Your objective | Filter on the word "Специальный": copy each matching line from the listing below.

** Opening Records supplied block **

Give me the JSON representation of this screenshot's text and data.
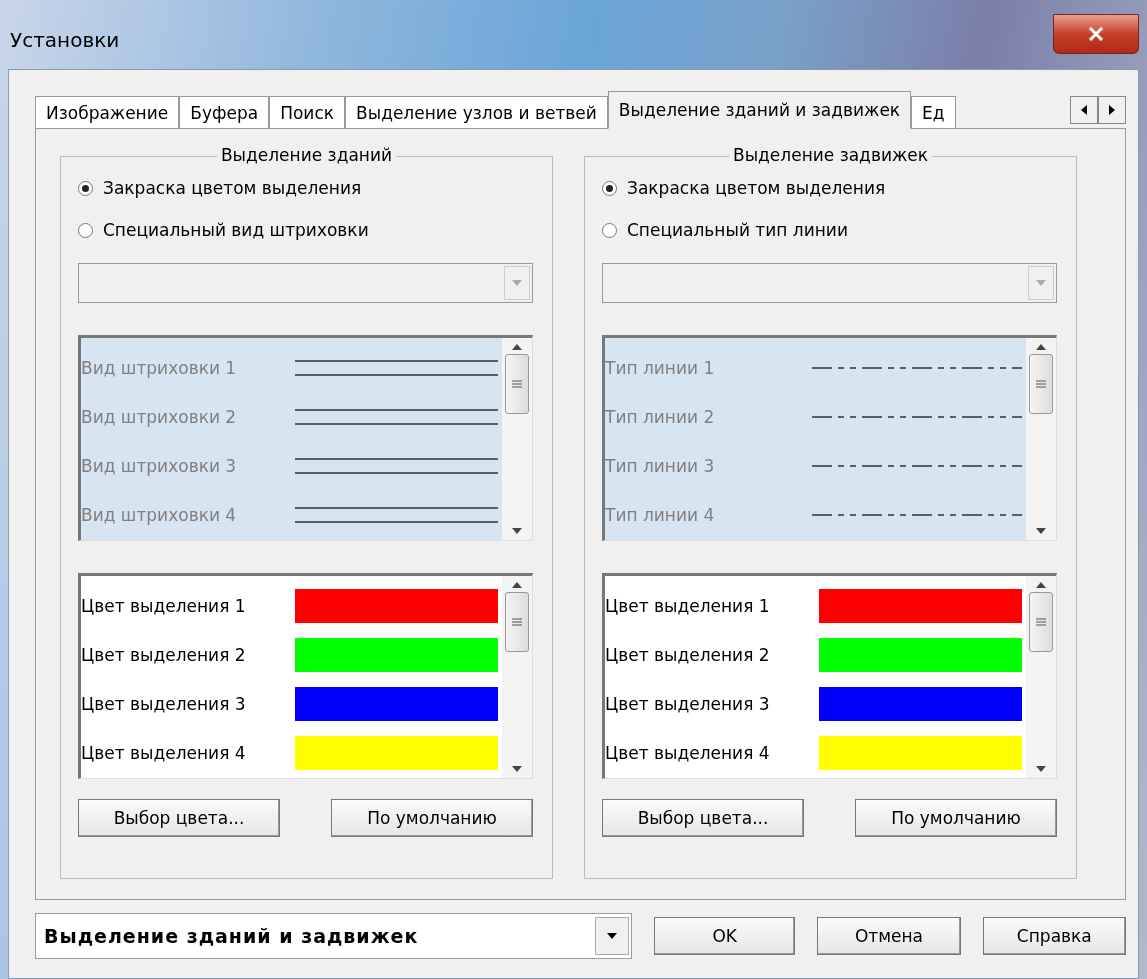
{
  "window": {
    "title": "Установки"
  },
  "tabs": [
    {
      "label": "Изображение",
      "selected": false
    },
    {
      "label": "Буфера",
      "selected": false
    },
    {
      "label": "Поиск",
      "selected": false
    },
    {
      "label": "Выделение узлов и ветвей",
      "selected": false
    },
    {
      "label": "Выделение зданий и задвижек",
      "selected": true
    },
    {
      "label": "Ед",
      "selected": false
    }
  ],
  "panels": [
    {
      "title": "Выделение зданий",
      "options": [
        {
          "label": "Закраска цветом выделения",
          "selected": true
        },
        {
          "label": "Специальный вид штриховки",
          "selected": false
        }
      ],
      "style_dropdown": {
        "disabled": true
      },
      "style_list": {
        "disabled": true,
        "items": [
          {
            "label": "Вид штриховки 1",
            "kind": "double-line"
          },
          {
            "label": "Вид штриховки 2",
            "kind": "double-line"
          },
          {
            "label": "Вид штриховки 3",
            "kind": "double-line"
          },
          {
            "label": "Вид штриховки 4",
            "kind": "double-line"
          }
        ]
      },
      "color_list": {
        "items": [
          {
            "label": "Цвет выделения 1",
            "color": "#ff0000"
          },
          {
            "label": "Цвет выделения 2",
            "color": "#00ff00"
          },
          {
            "label": "Цвет выделения 3",
            "color": "#0000ff"
          },
          {
            "label": "Цвет выделения 4",
            "color": "#ffff00"
          }
        ]
      },
      "buttons": [
        "Выбор цвета...",
        "По умолчанию"
      ]
    },
    {
      "title": "Выделение задвижек",
      "options": [
        {
          "label": "Закраска цветом выделения",
          "selected": true
        },
        {
          "label": "Специальный тип линии",
          "selected": false
        }
      ],
      "style_dropdown": {
        "disabled": true
      },
      "style_list": {
        "disabled": true,
        "items": [
          {
            "label": "Тип линии 1",
            "kind": "dash-dot"
          },
          {
            "label": "Тип линии 2",
            "kind": "dash-dot"
          },
          {
            "label": "Тип линии 3",
            "kind": "dash-dot"
          },
          {
            "label": "Тип линии 4",
            "kind": "dash-dot"
          }
        ]
      },
      "color_list": {
        "items": [
          {
            "label": "Цвет выделения 1",
            "color": "#ff0000"
          },
          {
            "label": "Цвет выделения 2",
            "color": "#00ff00"
          },
          {
            "label": "Цвет выделения 3",
            "color": "#0000ff"
          },
          {
            "label": "Цвет выделения 4",
            "color": "#ffff00"
          }
        ]
      },
      "buttons": [
        "Выбор цвета...",
        "По умолчанию"
      ]
    }
  ],
  "footer": {
    "page_select": {
      "value": "Выделение зданий и задвижек"
    },
    "buttons": [
      "OK",
      "Отмена",
      "Справка"
    ]
  }
}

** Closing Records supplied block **

Exercise result |
          "label": "Специальный вид штриховки",
          "label": "Специальный тип линии",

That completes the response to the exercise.